In today’s world, it is almost unthinkable to design consumer solutions that don’t take into account the user experience. Omni-channel and personalized services have become the bare minimum for any valuable, sustainable product that enters the market.
Airbnb: A case study
But in the ever-growing world of sharing economies, user experiences often have to take into consideration more than one type of end user; sometimes the same service or business needs to mitigate between two sides that have different needs, points of view, or aspirations.
Think about it. Most likely, we’ve all used Airbnb as a platform to search for accommodations for a future trip. Some of us have also used the platform as hosts, to rent out a room or a flat to make some extra cash on the side. Airbnb must provide an optimal user experience for both guests and hosts - two users with distinctly different needs and motivations. The professional term used to describe these kinds of platforms is known as a “two-sided market,” which describes platforms with two distinct user groups that provide each other with network benefits.
Airbnb is definitely one of these platforms. In this case, Airbnb understood that creating an optimal experience for property seekers on behalf of listing owners would help create an optimal experience for all sides. In doing so, it started to actively promote renters’ properties on the site, helping them create the optimal offering. It payed professional photographers to take pictures of the apartments, and also helped in writing their listings’ descriptions. By doing so it gained twice: it seeded its marketplace with attractive opportunities which encouraged the consumers to try out the service, while helping property owners create beautiful pages for their listings at no cost, and minimum effort.
Regular usage of the platform was also well considered. When signing up to the platform, Airbnb asks its users to identify their role as host or guest, directing them to an interface that focuses on their needs in that specific role. Want to change roles? No problem, the app lets you switch between being a guest and a host with one click, and accordingly changes the entire interface and experience. As a guest you can explore the must-sees near your future accommodations, and as a host you can get tips on how to accelerate profits and track how much you’ve earned so far.
A study in Uber: Meeting the needs of passenger and driver
Uber faced a similar challenge. How do you create a holistic experience for both passengers and drivers alike? The company decided to enlarge its market by subsidizing the car owners - letting drivers register within the platform for free, and offering a beautiful app that allowed them to switch their availability in seconds. It realized that by doing so it created optimal experiences for both sides. Uber also understood that its drivers are unlikely to switch between the roles of passenger and driver, and developed two distinctive apps that put the focus and emphasis on the things that matter for each side- be it the passenger, or the one who sits in the driver’s seat. Want to be both? You’ll need to download both apps to get both interfaces and experiences.

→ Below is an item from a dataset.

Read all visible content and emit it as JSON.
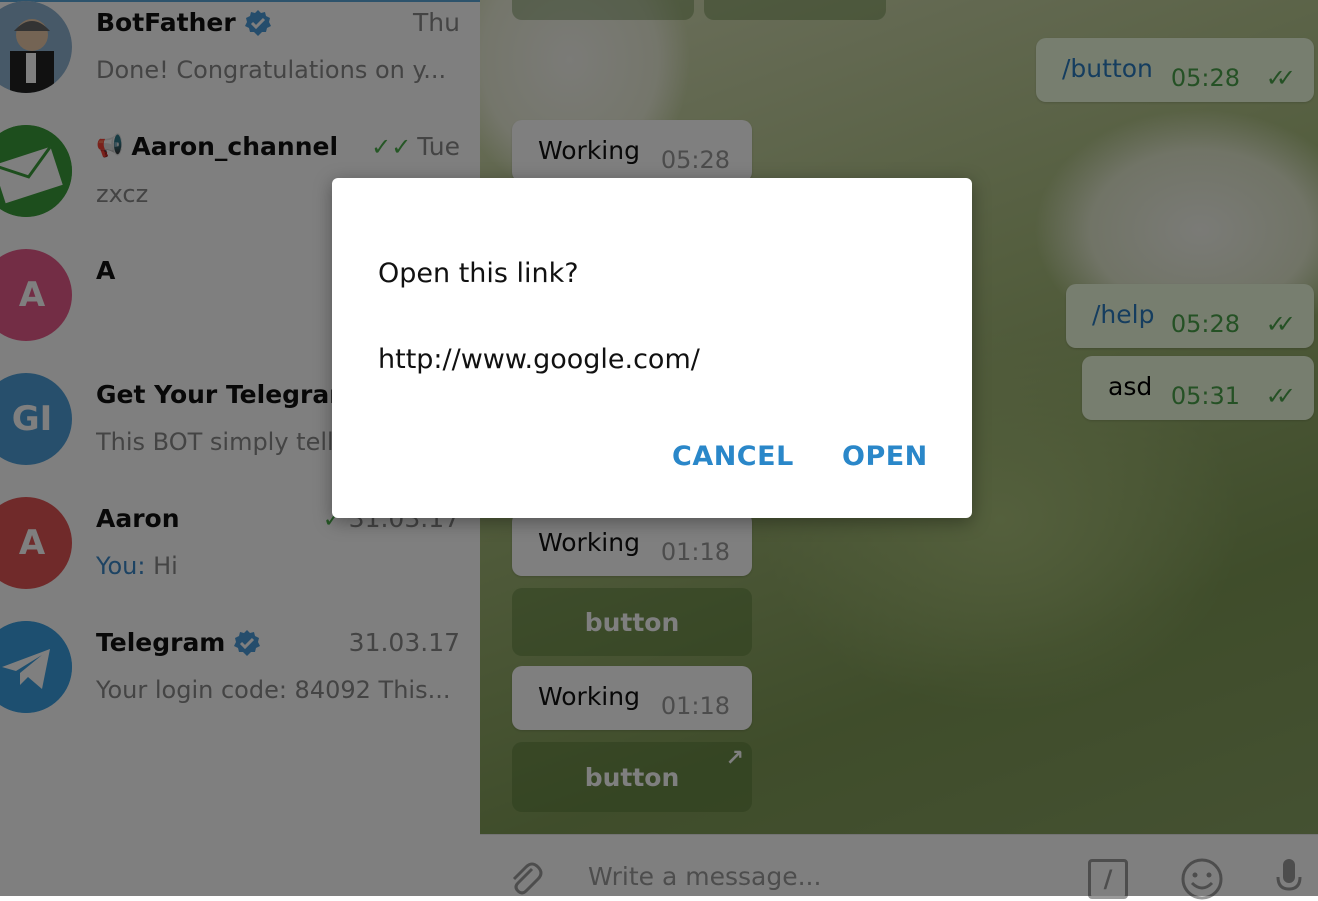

Each approach offers a consistent experience for both users that are distinguishable from the other, but that leverage and build on the specific needs of each role. Answering user-specific needs, while additionally identifying parallel needs that transcend conflicting interests, is the key to building successful and meaningful solutions. Both sides of Airbnb and Uber users share underlying traits. Designers have to work to achieve a consistent experience; both sides are characterized by similar digital orientation and technological perceptions. Thus, differences in needs are attended to by primarily addressing differences in functionality.
Creating a happy banking family
But what happens when the two users differ? Not only in terms of functional needs, but also in terms of their underlying behavior with digital products and technological perceptions? In these cases, designing for one could literally obstruct the other from using the product.
Here at Designit TLV we faced this challenge while working with Bank Leumi, one of Israel’s leading banks, designing a financial solution that would meet the needs of teenagers and their parents - two conflicting users, to say the least.
We understood that parents and teens are different not only in their interests and demands, but also in the ways they perceive and use technology, money, and services in general. Teens’ digital behavior is extremely different from that of their parents, and any solutions had to take this into account.
We immersed ourselves in the world of Israeli teens to develop a deep understanding of what teens and their parents each require in the financial space. We quickly came to understand that despite being a family, each user has distinctive and often conflicting interests. Our research into Israeli teens uncovered a sophisticated group seeking financial independence, with parents who desire better management of the money they give their children. We realized, somewhat surprisingly, that teens want an app that gives the sense of a banking app, allowing them to feel like adults while still embedding their ‘beloved’ UI features such as swiping, short texts, big visuals, and minimum screens and options. Parents, on the other hand, didn’t want another app, but wanted to use their proprietary Leumi banking app to be in control of family spending. Seamless integration with the existing Leumi app allows parents to transfer funds to children, while maintaining control of the amount transferred in the context of their preferred app.
These insights formed the concept, experience design, and visual identity of the first mobile banking app for teens in Israel, leumi.me, and the accompanying debit card, enabling both financial independence and the ability to track spending by both parents and teens. This solution is the key to success: it offers both sides the seamless experience that is relevant and meaningful to them, whether the user is a Snapchat- savvy teen looking to get some cash from their parents, or a parent who wants to be aware of his children’s spendings and savings.